(Task directions)
The answer must consist of each line below that contains the word "JSON", copied in full.

(Data records)
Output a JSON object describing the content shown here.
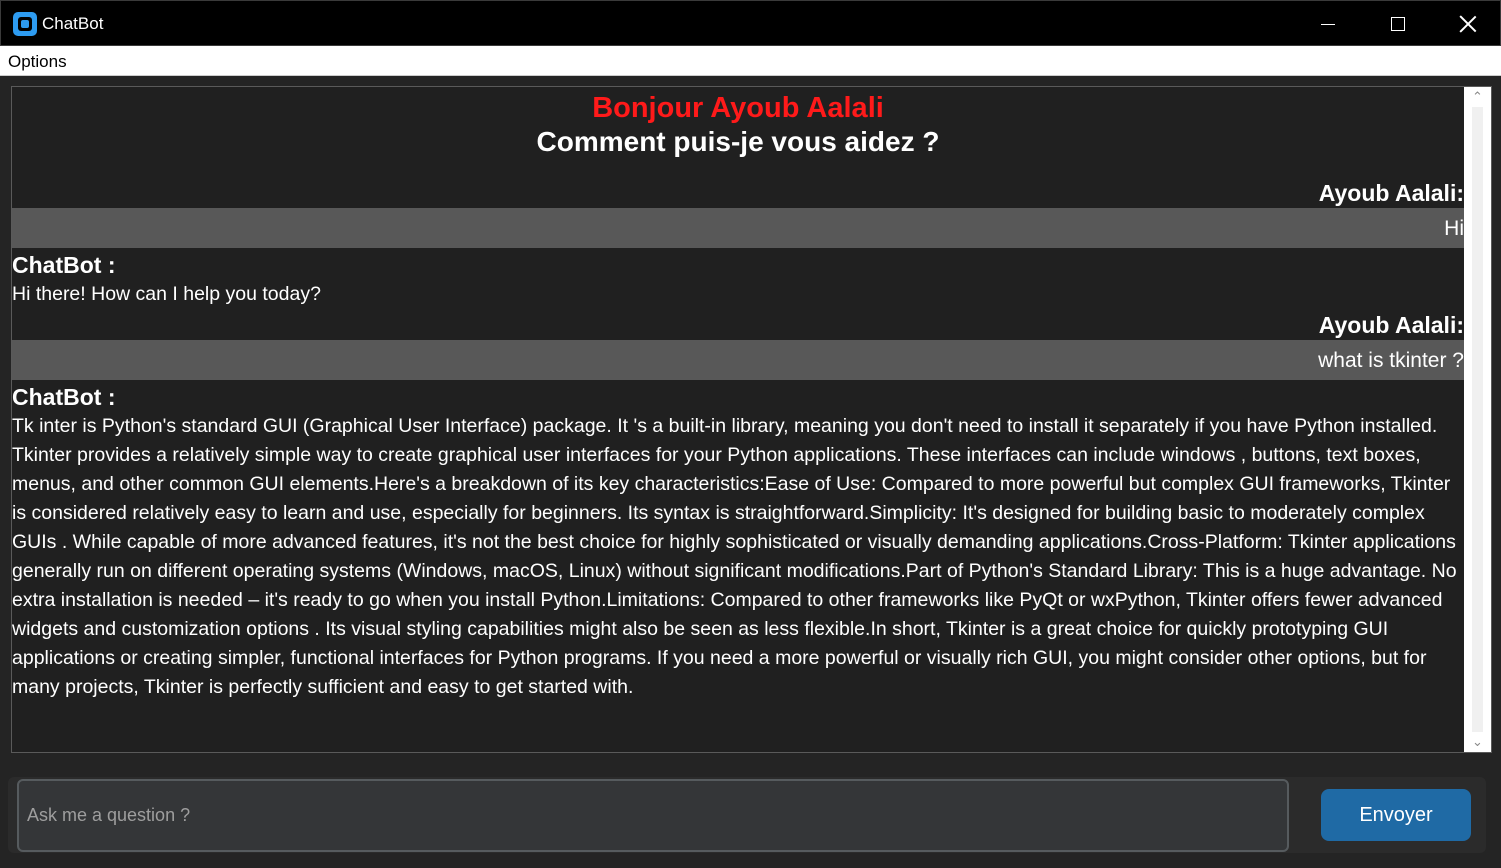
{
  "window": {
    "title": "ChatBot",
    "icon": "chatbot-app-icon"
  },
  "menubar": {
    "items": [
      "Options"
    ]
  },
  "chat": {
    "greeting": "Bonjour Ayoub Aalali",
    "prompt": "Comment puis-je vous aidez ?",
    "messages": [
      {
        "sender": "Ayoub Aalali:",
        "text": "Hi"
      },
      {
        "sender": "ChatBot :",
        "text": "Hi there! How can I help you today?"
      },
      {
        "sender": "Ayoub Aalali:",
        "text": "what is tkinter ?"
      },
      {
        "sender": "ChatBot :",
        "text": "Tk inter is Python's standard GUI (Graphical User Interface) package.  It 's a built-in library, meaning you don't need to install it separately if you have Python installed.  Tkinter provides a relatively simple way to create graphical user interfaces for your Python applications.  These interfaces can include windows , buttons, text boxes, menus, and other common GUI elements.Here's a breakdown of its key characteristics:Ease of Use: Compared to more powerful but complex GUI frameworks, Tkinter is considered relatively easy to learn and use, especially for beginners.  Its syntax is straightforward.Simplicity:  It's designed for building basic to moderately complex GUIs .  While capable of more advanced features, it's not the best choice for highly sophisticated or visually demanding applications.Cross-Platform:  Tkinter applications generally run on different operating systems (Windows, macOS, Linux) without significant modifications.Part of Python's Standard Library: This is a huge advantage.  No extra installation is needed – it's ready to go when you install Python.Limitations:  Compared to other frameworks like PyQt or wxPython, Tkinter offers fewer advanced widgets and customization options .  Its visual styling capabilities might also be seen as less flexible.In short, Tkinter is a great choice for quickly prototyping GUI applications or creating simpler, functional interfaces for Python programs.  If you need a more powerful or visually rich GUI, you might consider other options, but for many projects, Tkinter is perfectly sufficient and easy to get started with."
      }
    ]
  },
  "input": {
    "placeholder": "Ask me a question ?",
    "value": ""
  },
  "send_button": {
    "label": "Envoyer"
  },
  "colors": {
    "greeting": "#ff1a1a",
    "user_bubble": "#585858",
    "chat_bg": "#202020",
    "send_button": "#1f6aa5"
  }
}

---

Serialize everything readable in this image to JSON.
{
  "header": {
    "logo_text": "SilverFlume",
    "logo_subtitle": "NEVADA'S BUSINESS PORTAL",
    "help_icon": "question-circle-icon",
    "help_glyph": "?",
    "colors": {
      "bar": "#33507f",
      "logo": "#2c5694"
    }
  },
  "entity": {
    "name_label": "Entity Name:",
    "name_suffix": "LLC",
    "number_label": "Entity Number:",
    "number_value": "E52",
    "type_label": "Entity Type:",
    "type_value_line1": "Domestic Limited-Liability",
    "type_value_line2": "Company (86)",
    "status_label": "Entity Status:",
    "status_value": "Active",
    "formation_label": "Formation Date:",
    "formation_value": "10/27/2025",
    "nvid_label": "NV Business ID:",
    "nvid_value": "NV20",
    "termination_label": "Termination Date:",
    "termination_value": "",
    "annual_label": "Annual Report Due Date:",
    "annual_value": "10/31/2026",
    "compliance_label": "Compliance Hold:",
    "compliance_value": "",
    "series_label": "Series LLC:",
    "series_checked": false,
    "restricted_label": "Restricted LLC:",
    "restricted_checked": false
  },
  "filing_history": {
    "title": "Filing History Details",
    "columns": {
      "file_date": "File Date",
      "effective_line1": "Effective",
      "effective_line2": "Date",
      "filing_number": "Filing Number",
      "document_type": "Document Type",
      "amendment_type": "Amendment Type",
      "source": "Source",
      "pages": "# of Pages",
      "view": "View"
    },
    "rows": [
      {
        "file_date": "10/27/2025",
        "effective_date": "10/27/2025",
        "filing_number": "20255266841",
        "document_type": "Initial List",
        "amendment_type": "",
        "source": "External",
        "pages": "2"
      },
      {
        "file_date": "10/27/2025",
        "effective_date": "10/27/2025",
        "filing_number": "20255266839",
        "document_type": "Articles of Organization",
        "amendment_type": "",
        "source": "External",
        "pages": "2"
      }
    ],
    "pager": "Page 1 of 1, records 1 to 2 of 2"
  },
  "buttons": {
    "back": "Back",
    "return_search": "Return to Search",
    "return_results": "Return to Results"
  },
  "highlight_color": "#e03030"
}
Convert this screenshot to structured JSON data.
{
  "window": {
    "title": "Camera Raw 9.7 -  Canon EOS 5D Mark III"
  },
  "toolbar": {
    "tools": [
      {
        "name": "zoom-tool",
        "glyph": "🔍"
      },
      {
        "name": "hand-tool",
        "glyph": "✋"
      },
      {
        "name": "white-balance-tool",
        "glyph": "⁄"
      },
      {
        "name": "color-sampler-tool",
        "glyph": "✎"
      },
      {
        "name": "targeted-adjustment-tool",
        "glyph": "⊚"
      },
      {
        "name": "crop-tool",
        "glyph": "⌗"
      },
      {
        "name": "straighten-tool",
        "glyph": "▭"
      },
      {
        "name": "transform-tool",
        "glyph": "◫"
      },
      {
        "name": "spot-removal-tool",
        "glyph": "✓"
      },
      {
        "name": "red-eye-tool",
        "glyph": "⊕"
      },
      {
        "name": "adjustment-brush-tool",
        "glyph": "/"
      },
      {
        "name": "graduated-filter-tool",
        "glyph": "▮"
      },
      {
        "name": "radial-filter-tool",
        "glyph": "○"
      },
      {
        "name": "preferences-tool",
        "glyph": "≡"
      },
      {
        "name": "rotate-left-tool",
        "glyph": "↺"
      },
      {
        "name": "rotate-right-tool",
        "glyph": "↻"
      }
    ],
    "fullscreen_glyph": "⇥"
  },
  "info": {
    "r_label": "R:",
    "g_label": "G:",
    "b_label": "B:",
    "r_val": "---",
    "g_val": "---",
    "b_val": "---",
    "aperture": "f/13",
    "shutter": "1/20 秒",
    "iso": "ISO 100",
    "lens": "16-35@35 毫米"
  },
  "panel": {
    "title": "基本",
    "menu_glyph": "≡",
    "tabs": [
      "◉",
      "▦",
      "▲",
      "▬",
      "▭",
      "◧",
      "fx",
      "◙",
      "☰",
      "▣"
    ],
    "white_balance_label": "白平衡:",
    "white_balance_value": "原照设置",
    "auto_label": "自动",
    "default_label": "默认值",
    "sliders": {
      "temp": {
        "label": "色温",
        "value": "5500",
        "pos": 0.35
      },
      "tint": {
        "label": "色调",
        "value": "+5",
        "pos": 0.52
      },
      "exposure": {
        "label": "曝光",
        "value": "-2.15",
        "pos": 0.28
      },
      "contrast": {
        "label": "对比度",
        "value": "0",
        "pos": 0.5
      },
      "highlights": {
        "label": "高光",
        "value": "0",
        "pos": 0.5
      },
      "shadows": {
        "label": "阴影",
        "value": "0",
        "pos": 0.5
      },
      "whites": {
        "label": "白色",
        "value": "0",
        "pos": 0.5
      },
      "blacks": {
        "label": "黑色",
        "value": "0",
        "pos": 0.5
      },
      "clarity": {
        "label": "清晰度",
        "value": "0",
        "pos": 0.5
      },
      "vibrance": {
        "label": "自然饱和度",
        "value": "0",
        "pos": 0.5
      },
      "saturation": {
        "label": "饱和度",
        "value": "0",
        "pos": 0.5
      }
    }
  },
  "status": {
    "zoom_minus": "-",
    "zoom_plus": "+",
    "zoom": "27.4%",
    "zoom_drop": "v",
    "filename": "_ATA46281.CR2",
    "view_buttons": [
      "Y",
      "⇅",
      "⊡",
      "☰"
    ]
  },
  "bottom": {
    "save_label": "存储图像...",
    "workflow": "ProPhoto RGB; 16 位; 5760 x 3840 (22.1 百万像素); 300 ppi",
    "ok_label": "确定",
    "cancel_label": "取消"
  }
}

(Exercise solution)
Output a JSON object describing the content shown here.
Serialize everything readable in this image to JSON.
Convert this screenshot to structured JSON data.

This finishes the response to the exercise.